                                               The Sun set at 6.30 p.m.

                                               The Mercury set at 8.10 p.m.

 

                                               The real maximal elongation of 25.15° was on May 25, 520.

The difference between the estimated and real elongation is 1.66°.

 

E/ September 11, 475         The Mercury is close to the eastern elongation with angle distance 25.21° from the Sun.

                                               The Sun set at 6.05 p.m.

                                               The Mercury set at 7.16  p.m.

 

                                               The real maximal elongation of 25.70° was on September 6, 475.

The difference between the estimated and real elongation is 0.49°.

 

   The Mayan astronomers determined the eastern elongation on average 5 days later, after the planets maximal distance from the Sun. They have made an average mistake 0.75°, which was due to their methods undiscoverable. The angle distance of the Mercury and the Sun changes only slightly for a few days around the maximal elongations. The planet seemingly stands at one place. Therefore the Mayan astronomers could not have reached bigger accuracy.

 

   The following time intervals a to h are added to the cyclic date B /9 Kan 12 Kayab/. We can not determine the real value of this date in the Mayan chronology system and therefore recalculate it into the Christian dating system.

 

a/ 4.6./1./11.3.1.       3 Chicchan                            12,395,221 days
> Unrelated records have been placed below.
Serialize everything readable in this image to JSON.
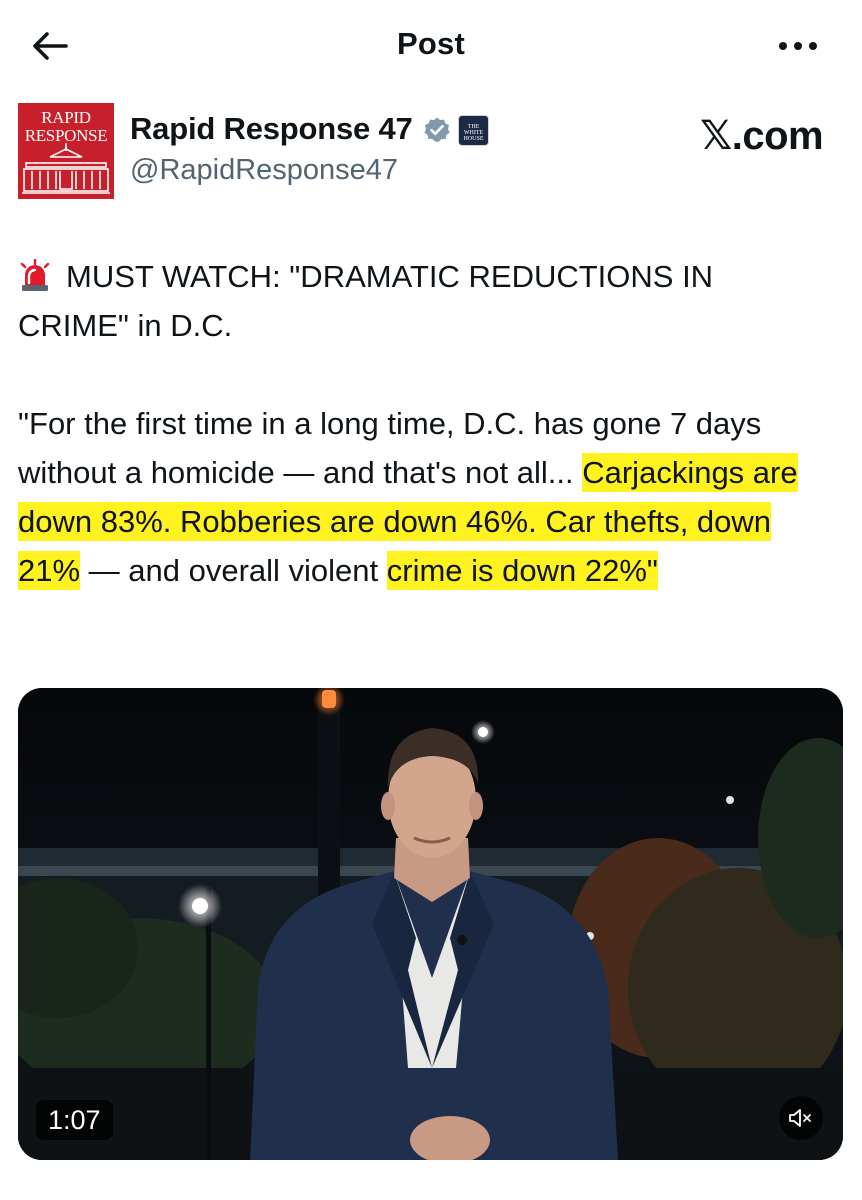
{
  "topbar": {
    "title": "Post",
    "back_icon": "arrow-left-icon",
    "more_icon": "more-horizontal-icon"
  },
  "author": {
    "avatar_text_line1": "RAPID",
    "avatar_text_line2": "RESPONSE",
    "avatar_color": "#c8202a",
    "display_name": "Rapid Response 47",
    "handle": "@RapidResponse47",
    "verified_icon": "verified-badge-icon",
    "affiliation_line1": "THE",
    "affiliation_line2": "WHITE",
    "affiliation_line3": "HOUSE"
  },
  "watermark": "𝕏.com",
  "post": {
    "siren_icon": "police-siren-icon",
    "headline": "MUST WATCH: \"DRAMATIC REDUCTIONS IN CRIME\" in D.C.",
    "quote_plain": "\"For the first time in a long time, D.C. has gone 7 days without a homicide — and that's not all...",
    "quote_highlighted_1": "Carjackings are down 83%. Robberies are down 46%. Car thefts, down 21%",
    "quote_middle": " — and overall violent ",
    "quote_highlighted_2": "crime is down 22%\"",
    "highlight_color": "#fff21f"
  },
  "video": {
    "duration": "1:07",
    "mute_icon": "volume-muted-icon"
  }
}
b/ 4.6./13./13.15.1    3 Chicchan                            12,482,581 days

c/ 4.6.1.9.15.0           3 Kan                                     12,394,740 days

d/ 4.6.9.16.10.1        3 Chicchan                            12,454,761 days

e/ 4.6.7.12.4.10        3 Ix                                          12,438,810 days

f/ 4.6.11.10.7.2         3 Cimi                                     12,466,942 days

g/ 4.6.9.15.12.19      13 Akbal                                 12,454,459 days

h/ 4.6.1.9.15.0           3 Kan                                      12,394,740 days

  

   Basing on the analysis of single time sections and mutual intervals between them we found out, that they are concerning the observations of tropical year for very long time period, but it is impossible to match them with Christian calendar dates.

 

a/ 12,395,221 days              33,937 tropical years with +3 days departure

d/ 12,454,761 days              34,100 tropical years with –3 days departure

 

The interval between dates e – f contains 77 tropical years with –8 days departure.

The interval between dates g – b contains 77 tropical years with +2 days departure.

The interval between dates c – b contains 240.5 tropical years.

The interval between dates c – g contains 163.5 tropical years with -2 days    departure.

 

   The intervals between some time sections also contain some planets synodic circulations, what theoretically correspondences with their conjunctions.

  

Time interval of 87,360 days between dates a-b = Mars, Jupiter and Saturn  conjunction.

Time interval of 72,202 days between dates c-f = Jupiter and Saturn conjunction.

Time interval of 12,483 days between dates f-g = Mars and Saturn conjunction.

 

   The Mayan dates E, F, I, J, L and M are repeated on page F 31-32 /D 60-61/. Than follows the table of 91 and 364 multiplies, which are added to the dates.

  

A/ /?/ 15. 9. 4. 4                    The value of the date is undeterminable.

 

B/ 9 Kan 12 Kayab               The cyclical date repeating every 18,980 days. The final value of this date in Mayan chronological system is undeterminable.